◆ What needs to be done: Return the lines below that contain the word "label".

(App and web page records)
──────

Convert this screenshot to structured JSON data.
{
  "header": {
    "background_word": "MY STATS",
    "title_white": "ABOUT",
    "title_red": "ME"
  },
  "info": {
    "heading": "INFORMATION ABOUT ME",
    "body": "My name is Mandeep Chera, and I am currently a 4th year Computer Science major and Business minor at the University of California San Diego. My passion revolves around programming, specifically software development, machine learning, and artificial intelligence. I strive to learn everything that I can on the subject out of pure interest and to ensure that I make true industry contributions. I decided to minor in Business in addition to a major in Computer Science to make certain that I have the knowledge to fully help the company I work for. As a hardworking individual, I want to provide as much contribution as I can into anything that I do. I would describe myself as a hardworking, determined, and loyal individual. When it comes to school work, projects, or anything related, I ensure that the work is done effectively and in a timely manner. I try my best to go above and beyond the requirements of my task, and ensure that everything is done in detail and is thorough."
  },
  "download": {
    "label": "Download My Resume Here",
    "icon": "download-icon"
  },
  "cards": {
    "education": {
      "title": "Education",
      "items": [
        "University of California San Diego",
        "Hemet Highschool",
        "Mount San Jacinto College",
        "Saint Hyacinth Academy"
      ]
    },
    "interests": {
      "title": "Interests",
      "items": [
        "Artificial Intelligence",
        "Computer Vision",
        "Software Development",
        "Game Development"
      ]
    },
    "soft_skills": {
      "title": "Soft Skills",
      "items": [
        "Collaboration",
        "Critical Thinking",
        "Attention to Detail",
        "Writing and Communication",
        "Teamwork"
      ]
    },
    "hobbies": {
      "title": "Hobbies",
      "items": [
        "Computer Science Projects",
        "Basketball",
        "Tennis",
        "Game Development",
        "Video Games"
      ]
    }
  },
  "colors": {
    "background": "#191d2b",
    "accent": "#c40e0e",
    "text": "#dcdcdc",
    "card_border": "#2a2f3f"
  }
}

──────

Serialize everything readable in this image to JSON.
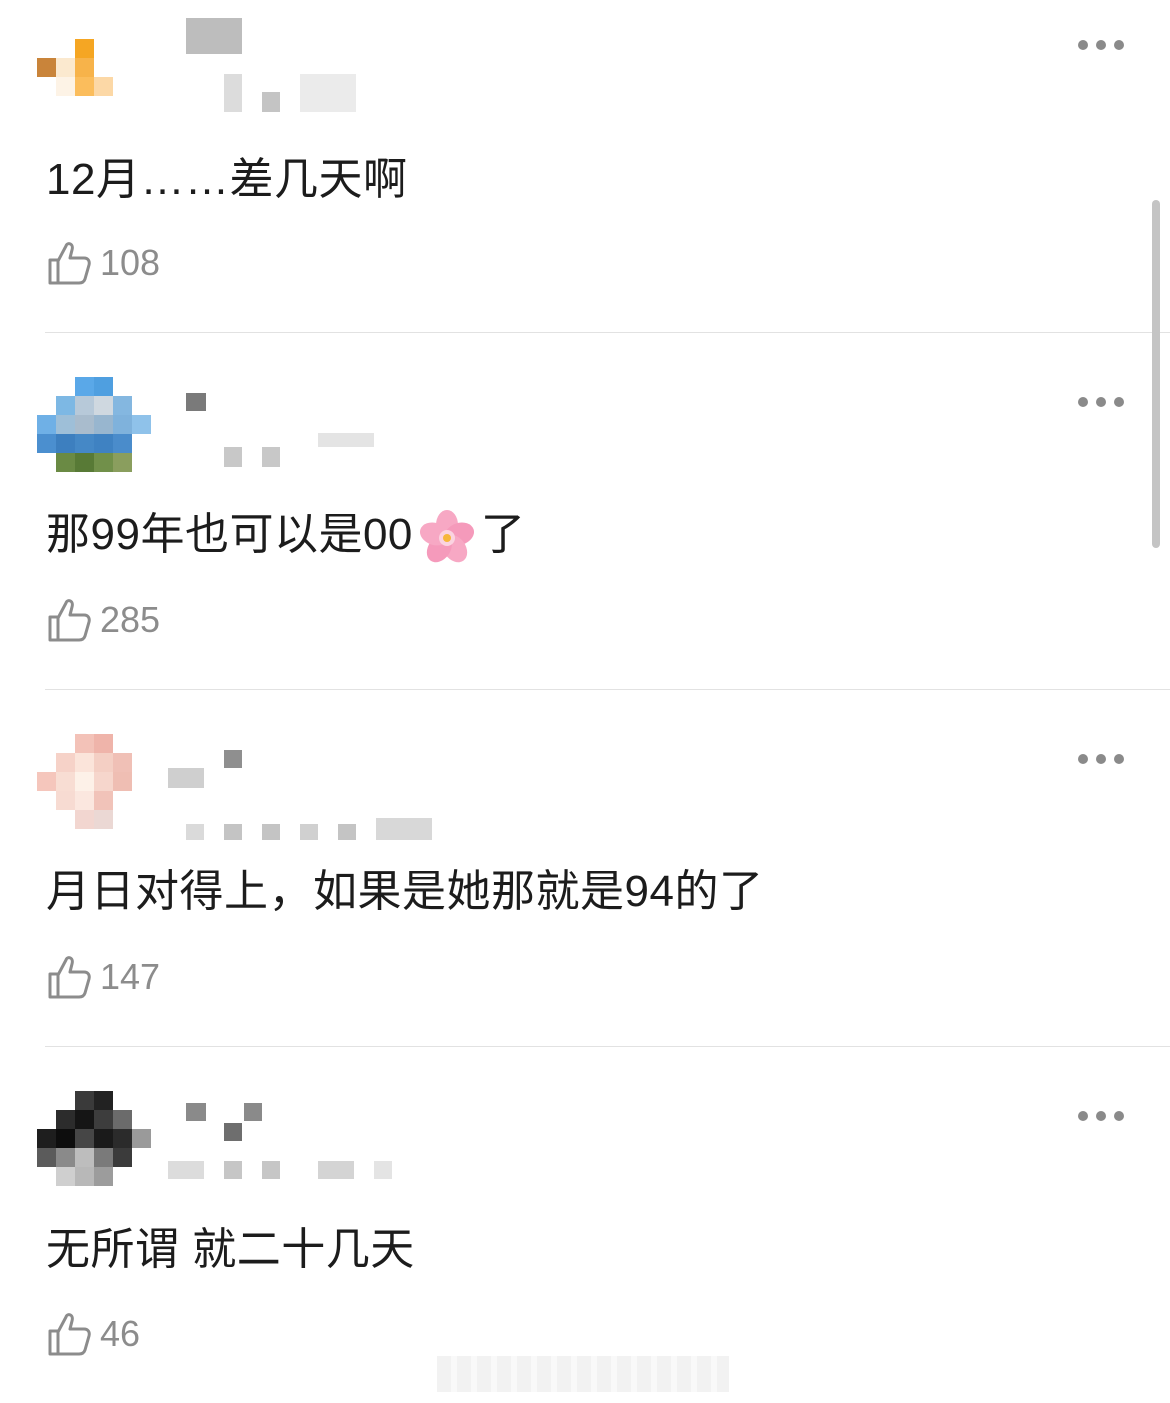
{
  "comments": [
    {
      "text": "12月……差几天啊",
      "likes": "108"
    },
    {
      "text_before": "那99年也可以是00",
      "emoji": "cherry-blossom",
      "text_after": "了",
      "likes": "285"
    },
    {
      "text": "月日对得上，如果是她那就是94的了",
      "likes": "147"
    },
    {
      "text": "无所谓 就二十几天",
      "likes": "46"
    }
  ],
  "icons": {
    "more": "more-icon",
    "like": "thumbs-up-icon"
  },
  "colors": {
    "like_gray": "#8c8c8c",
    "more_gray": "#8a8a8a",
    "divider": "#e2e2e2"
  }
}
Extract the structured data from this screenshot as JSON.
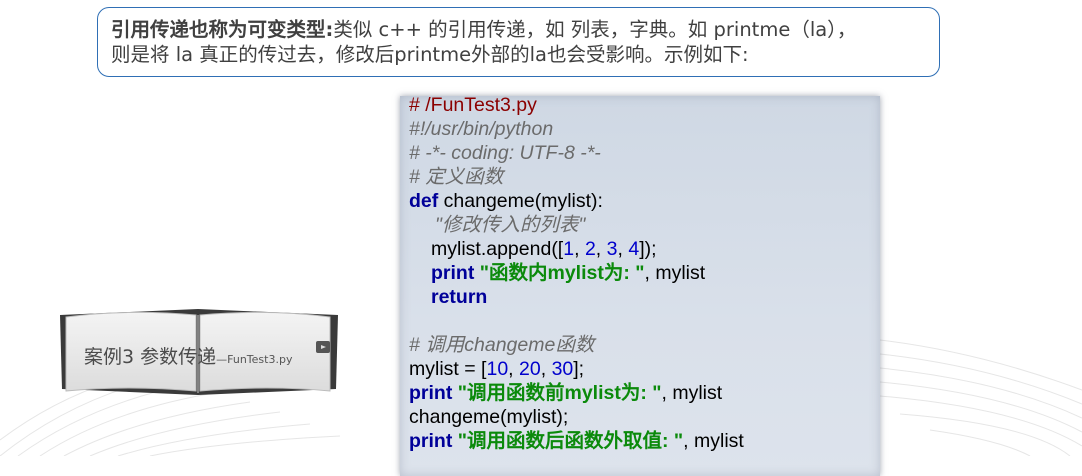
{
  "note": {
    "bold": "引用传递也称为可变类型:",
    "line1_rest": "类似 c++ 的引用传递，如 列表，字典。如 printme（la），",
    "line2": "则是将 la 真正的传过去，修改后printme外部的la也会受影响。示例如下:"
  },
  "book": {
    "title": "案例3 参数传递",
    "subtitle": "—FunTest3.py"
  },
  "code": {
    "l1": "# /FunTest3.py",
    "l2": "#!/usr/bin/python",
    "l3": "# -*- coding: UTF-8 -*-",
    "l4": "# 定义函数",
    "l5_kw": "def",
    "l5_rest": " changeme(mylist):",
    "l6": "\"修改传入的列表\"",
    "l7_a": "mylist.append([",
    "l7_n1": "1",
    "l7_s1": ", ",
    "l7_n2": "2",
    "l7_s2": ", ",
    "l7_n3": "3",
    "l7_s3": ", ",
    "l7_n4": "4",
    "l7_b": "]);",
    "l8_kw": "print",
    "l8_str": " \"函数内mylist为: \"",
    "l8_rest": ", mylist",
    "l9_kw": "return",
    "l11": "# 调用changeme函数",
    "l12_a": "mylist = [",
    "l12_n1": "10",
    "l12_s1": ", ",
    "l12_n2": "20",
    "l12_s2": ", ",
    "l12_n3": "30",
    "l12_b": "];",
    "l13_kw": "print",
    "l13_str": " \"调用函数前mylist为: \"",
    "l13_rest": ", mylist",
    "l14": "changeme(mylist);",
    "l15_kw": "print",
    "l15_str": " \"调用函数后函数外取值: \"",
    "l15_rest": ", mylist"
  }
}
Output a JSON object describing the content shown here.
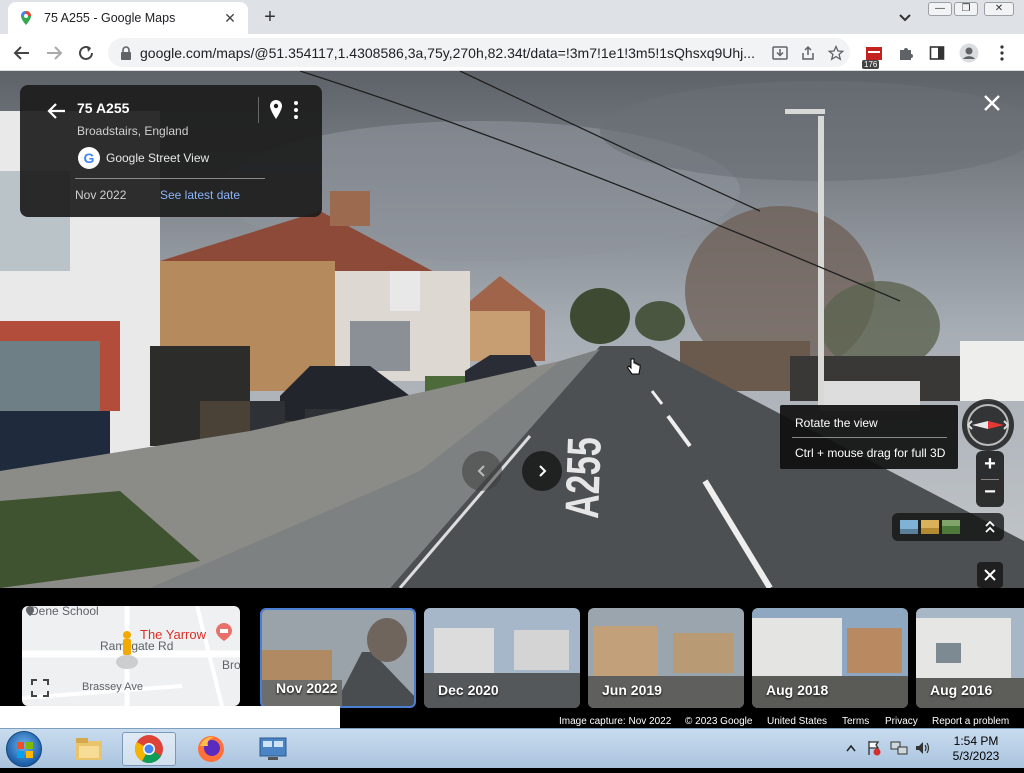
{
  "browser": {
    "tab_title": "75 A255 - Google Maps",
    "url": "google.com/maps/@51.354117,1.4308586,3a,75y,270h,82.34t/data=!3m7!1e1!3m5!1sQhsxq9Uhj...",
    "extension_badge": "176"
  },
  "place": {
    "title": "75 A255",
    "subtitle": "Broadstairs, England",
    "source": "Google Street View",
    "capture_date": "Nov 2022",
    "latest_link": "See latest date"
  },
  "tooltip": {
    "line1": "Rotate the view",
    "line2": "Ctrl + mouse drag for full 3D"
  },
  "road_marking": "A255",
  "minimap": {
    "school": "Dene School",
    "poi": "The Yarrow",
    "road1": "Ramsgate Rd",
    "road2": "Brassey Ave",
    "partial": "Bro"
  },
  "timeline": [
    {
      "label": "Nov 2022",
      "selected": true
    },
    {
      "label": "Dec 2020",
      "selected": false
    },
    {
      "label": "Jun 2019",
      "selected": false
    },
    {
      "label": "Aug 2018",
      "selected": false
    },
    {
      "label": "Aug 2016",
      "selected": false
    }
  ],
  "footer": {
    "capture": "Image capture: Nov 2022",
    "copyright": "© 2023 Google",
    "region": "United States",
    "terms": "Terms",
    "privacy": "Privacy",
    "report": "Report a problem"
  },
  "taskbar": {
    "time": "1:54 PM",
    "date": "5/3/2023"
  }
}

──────

◆ Your solution:
    "label": "Download My Resume Here",
      "label": "Nov 2022",
      "label": "Dec 2020",
      "label": "Jun 2019",
      "label": "Aug 2018",
      "label": "Aug 2016",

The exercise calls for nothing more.